The History Of Medical Marijuana In America
Marijuana has a long and heated history in the United States. Many people simply think marijuana is illegal everywhere and in every sense, but it’s rarely that simple. Laws are confusing, changing, and tend to accommodate the growing demands of the people. As it turns out, people have been demanding legal marijuana, particularly for medical reasons, for quite some time. The history of legal marijuana in America begins in 1973 with Oregon.
Oregon was the first state to decriminalize marijuana to some extent. People assume legalization of marijuana is a modern-day issue, but it’s actually been an important topic and goal for many decades now. The decriminalization really got the ball rolling in the 70’s and from there more states started to follow along.
Alaska was the next state to decriminalize marijuana in some regards.
It was still illegal to sell marijuana in Alaska, but after 1975 it was legal for a single home to have up to much as 4 ounces and 24 plants. They also made the selling of marijuana less than 2 and a half ounces a misdemeanor instead of a felony.
Maine passed similar laws a year later. They decriminalized the carrying of marijuana up to 2.5 ounces. It became a simple civil violation, which was a huge step forward compared to the severe penalties imposed the previous year.
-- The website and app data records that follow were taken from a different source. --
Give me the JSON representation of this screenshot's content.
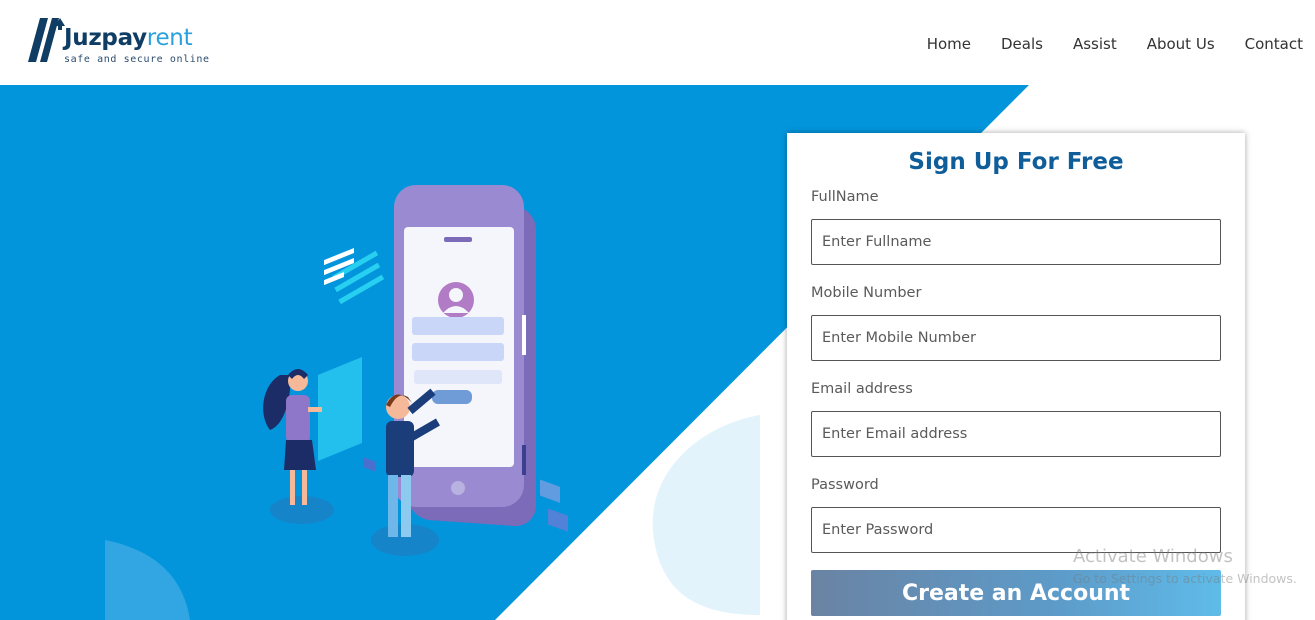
{
  "brand": {
    "name_part1": "Juzpay",
    "name_part2": "rent",
    "tagline": "safe and secure online"
  },
  "nav": {
    "items": [
      "Home",
      "Deals",
      "Assist",
      "About Us",
      "Contact"
    ]
  },
  "signup": {
    "title": "Sign Up For Free",
    "fields": [
      {
        "label": "FullName",
        "placeholder": "Enter Fullname"
      },
      {
        "label": "Mobile Number",
        "placeholder": "Enter Mobile Number"
      },
      {
        "label": "Email address",
        "placeholder": "Enter Email address"
      },
      {
        "label": "Password",
        "placeholder": "Enter Password"
      }
    ],
    "submit_label": "Create an Account"
  },
  "watermark": {
    "title": "Activate Windows",
    "subtitle": "Go to Settings to activate Windows."
  },
  "colors": {
    "hero_blue": "#0395dc",
    "brand_dark": "#103d63",
    "brand_light": "#2aa0dc",
    "title_blue": "#0f5e99"
  },
  "icons": {
    "logo_mark": "slash-house-logo",
    "illustration": "phone-login-illustration"
  }
}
The fine may have ranged from $300 to $1,000. Within a few years, Alaska, Colorado, New York, and Ohio all had some form of new laws decriminalizing the possession of marijuana to some extent.
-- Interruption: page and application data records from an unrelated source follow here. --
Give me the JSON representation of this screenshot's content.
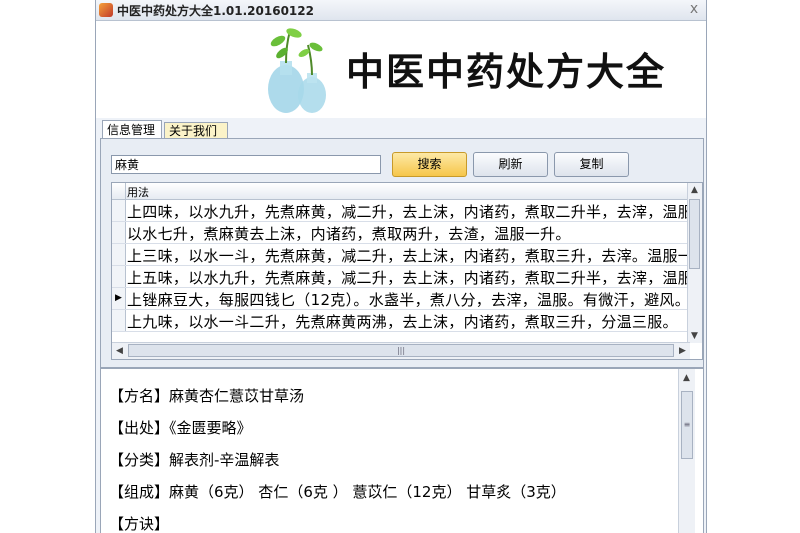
{
  "window": {
    "title": "中医中药处方大全1.01.20160122",
    "close_glyph": "x"
  },
  "banner": {
    "logo_text": "中医中药处方大全"
  },
  "tabs": [
    {
      "label": "信息管理"
    },
    {
      "label": "关于我们"
    }
  ],
  "search": {
    "value": "麻黄",
    "search_label": "搜索",
    "refresh_label": "刷新",
    "copy_label": "复制"
  },
  "grid": {
    "column": "用法",
    "current_row_marker": "▶",
    "rows": [
      "上四味，以水九升，先煮麻黄，减二升，去上沫，内诸药，煮取二升半，去滓，温服八合。",
      "以水七升，煮麻黄去上沫，内诸药，煮取两升，去渣，温服一升。",
      "上三味，以水一斗，先煮麻黄，减二升，去上沫，内诸药，煮取三升，去滓。温服一升。",
      "上五味，以水九升，先煮麻黄，减二升，去上沫，内诸药，煮取二升半，去滓，温服八合。",
      "上锉麻豆大，每服四钱匕（12克）。水盏半，煮八分，去滓，温服。有微汗，避风。",
      "上九味，以水一斗二升，先煮麻黄两沸，去上沫，内诸药，煮取三升，分温三服。"
    ]
  },
  "detail": {
    "lines": [
      "【方名】麻黄杏仁薏苡甘草汤",
      "【出处】《金匮要略》",
      "【分类】解表剂-辛温解表",
      "【组成】麻黄（6克） 杏仁（6克 ） 薏苡仁（12克） 甘草炙（3克）",
      "【方诀】"
    ]
  },
  "colors": {
    "window_bg": "#eef2f8",
    "primary_button": "#f6c64a"
  }
}
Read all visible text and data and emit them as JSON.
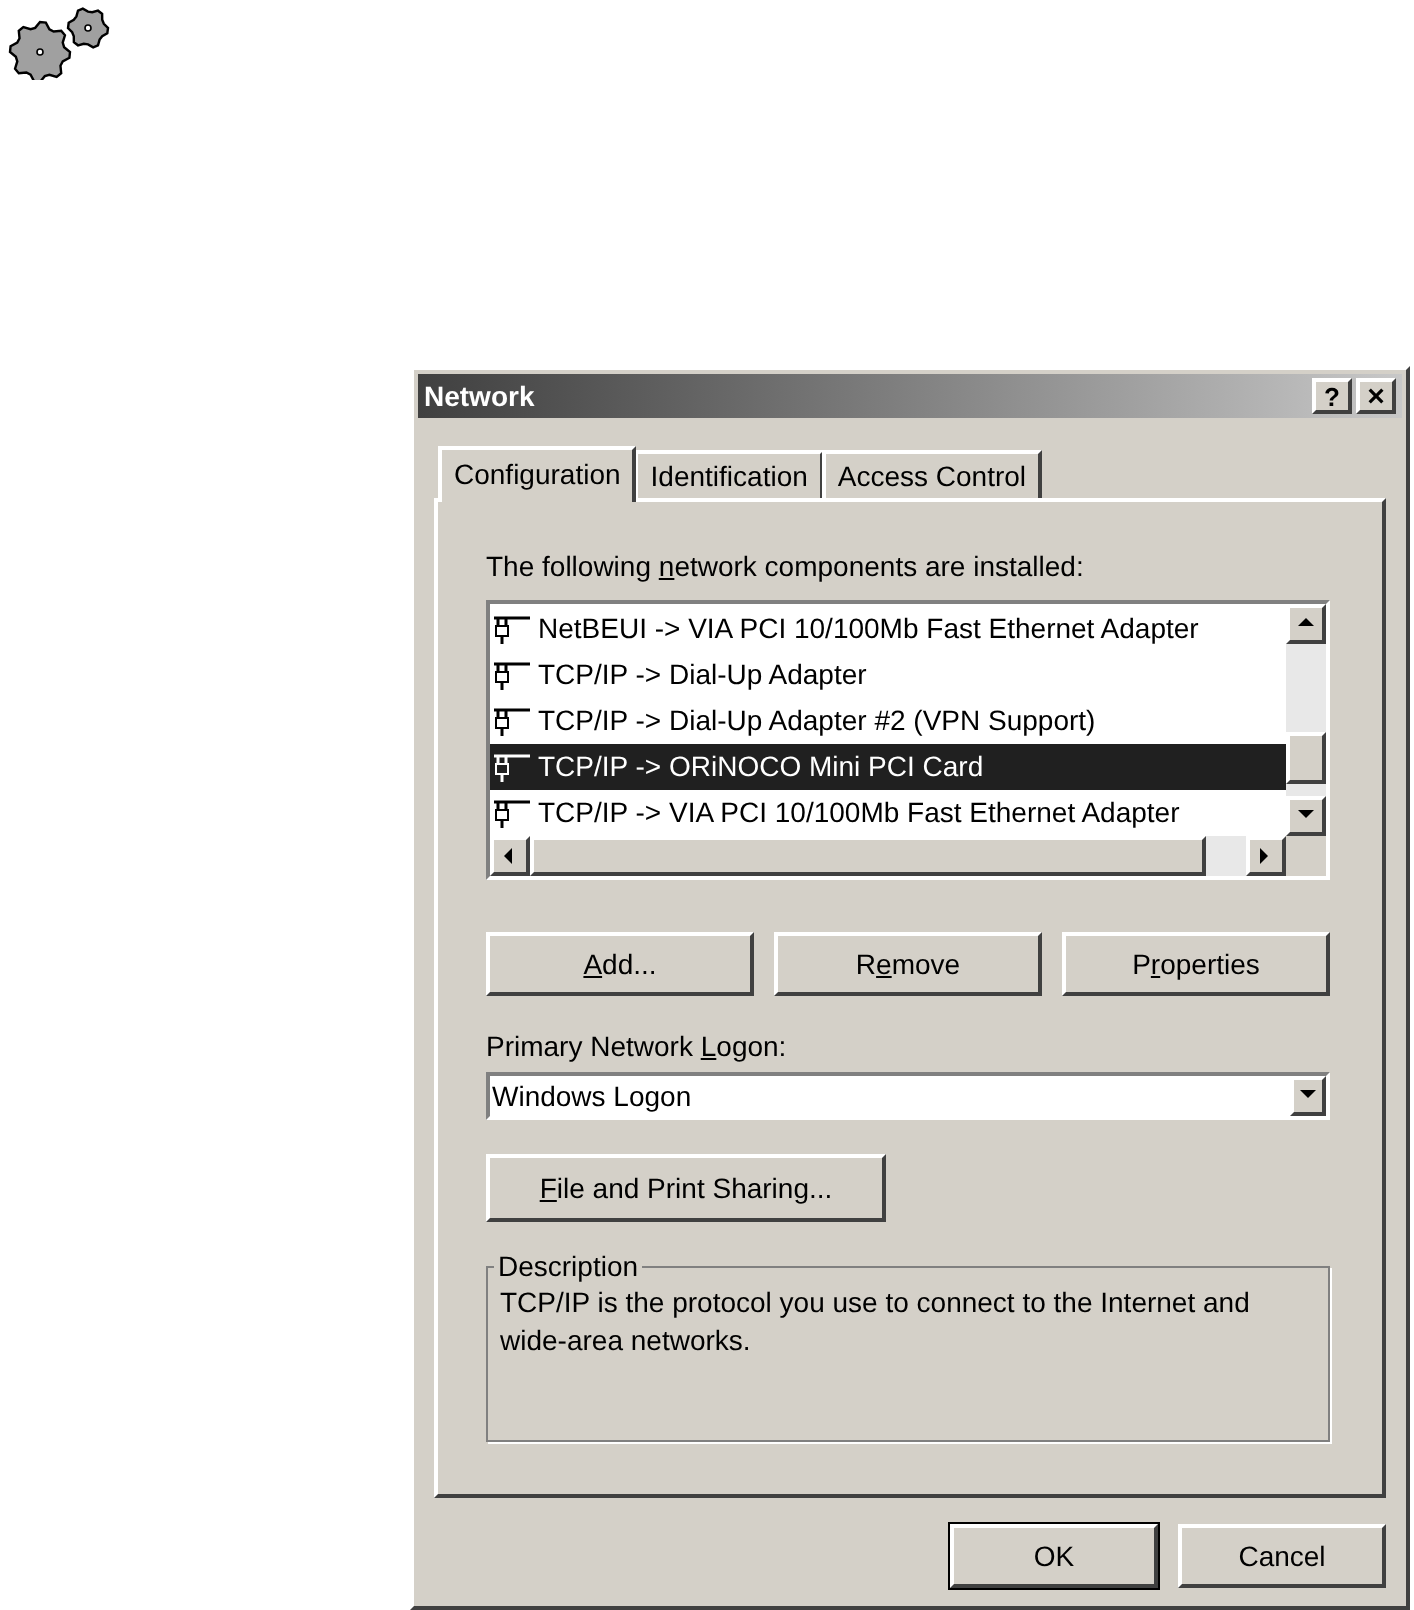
{
  "window": {
    "title": "Network",
    "help_button": "?",
    "close_button": "×"
  },
  "tabs": [
    {
      "label": "Configuration",
      "selected": true
    },
    {
      "label": "Identification",
      "selected": false
    },
    {
      "label": "Access Control",
      "selected": false
    }
  ],
  "components_label": {
    "before": "The following ",
    "key": "n",
    "after": "etwork components are installed:"
  },
  "components": [
    {
      "label": "NetBEUI -> VIA PCI 10/100Mb Fast Ethernet Adapter",
      "selected": false
    },
    {
      "label": "TCP/IP -> Dial-Up Adapter",
      "selected": false
    },
    {
      "label": "TCP/IP -> Dial-Up Adapter #2 (VPN Support)",
      "selected": false
    },
    {
      "label": "TCP/IP -> ORiNOCO Mini PCI Card",
      "selected": true
    },
    {
      "label": "TCP/IP -> VIA PCI 10/100Mb Fast Ethernet Adapter",
      "selected": false
    }
  ],
  "component_buttons": [
    {
      "key": "A",
      "after": "dd..."
    },
    {
      "before": "R",
      "key": "e",
      "after": "move"
    },
    {
      "before": "P",
      "key": "r",
      "after": "operties"
    }
  ],
  "logon": {
    "label": {
      "before": "Primary Network ",
      "key": "L",
      "after": "ogon:"
    },
    "value": "Windows Logon"
  },
  "sharing_button": {
    "key": "F",
    "after": "ile and Print Sharing..."
  },
  "description": {
    "title": "Description",
    "text": "TCP/IP is the protocol you use to connect to the Internet and wide-area networks."
  },
  "footer_buttons": [
    {
      "label": "OK",
      "default": true
    },
    {
      "label": "Cancel",
      "default": false
    }
  ]
}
California started making some big changes to the marijuana laws in the 70s.
Much larger changes to regulations came in the 90’s. In 1996, California passed proposition 215. This particular proposition made it legal to possess and use marijuana for medical reasons approved by a physician. So whether you need medical marijuana delivery in Lake Forest or La Puente, you can receive it. Oregon followed suit and legalized it as well in 1998. It was then legalized for the same reasons one year later in Maine.
People, organizations, and even the government were beginning to realize there were real medical possibilities locked away in marijuana, yet they couldn’t fully understand them because of ancient laws. As time progresses, more and more states began to make marijuana legal with the approval of a licensed physician.
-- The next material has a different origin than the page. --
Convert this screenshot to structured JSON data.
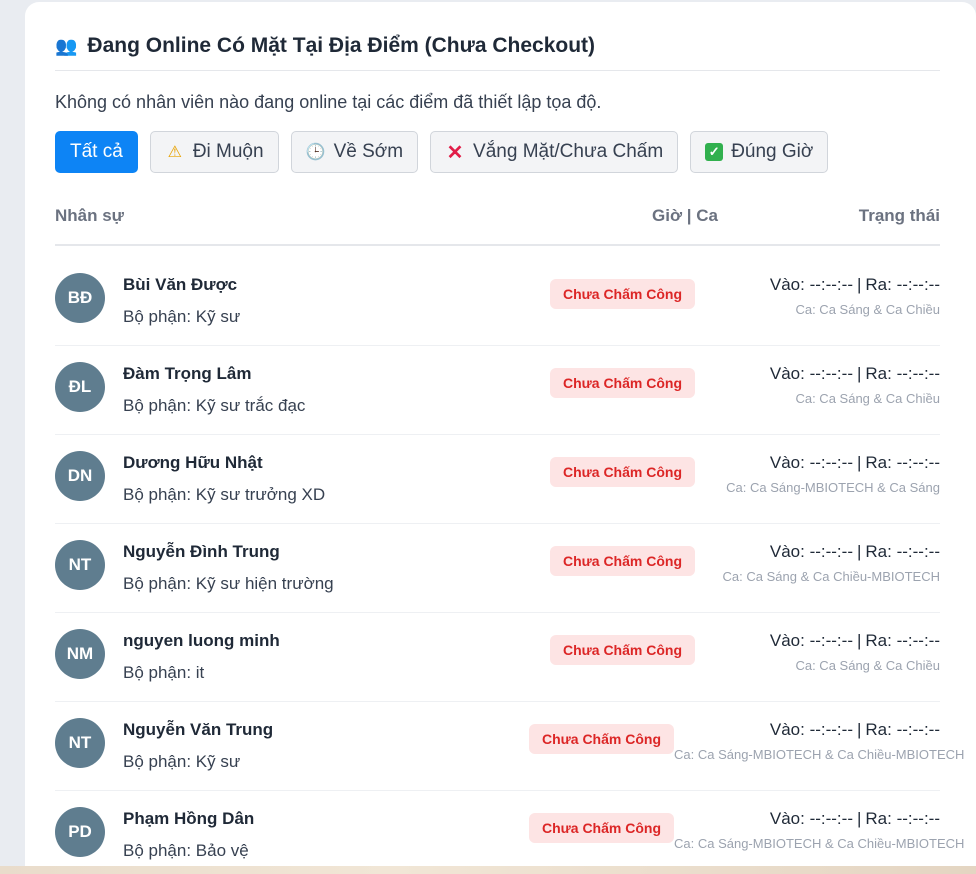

Nevada, Colorado, and Montana were the next three states to legalize medical marijuana. In Nevada, this happened by actually modifying the states constitution. Their constitution now sanctions the possession, growing, use, and selling of marijuana to particular individuals for approved medical reasons. The state constitution was changed in a similar fashion in Colorado as well.
Next, New Mexico and Michigan both legalized medical marijuana. Around the same time, other states also improved their existing medical marijuana laws. Vermont, for example, expanded the selection of medically approved reasons for prescribing medical marijuana. They also made it possible for out-of-state physicians to prescribe marijuana to Vermont citizens.
Today, many different states across the country allow medical marijuana. Some states have even taken it a step farther and legalized marijuana for recreational purposes. There’s no doubt these laws will continue to change and expand to fit the current generation.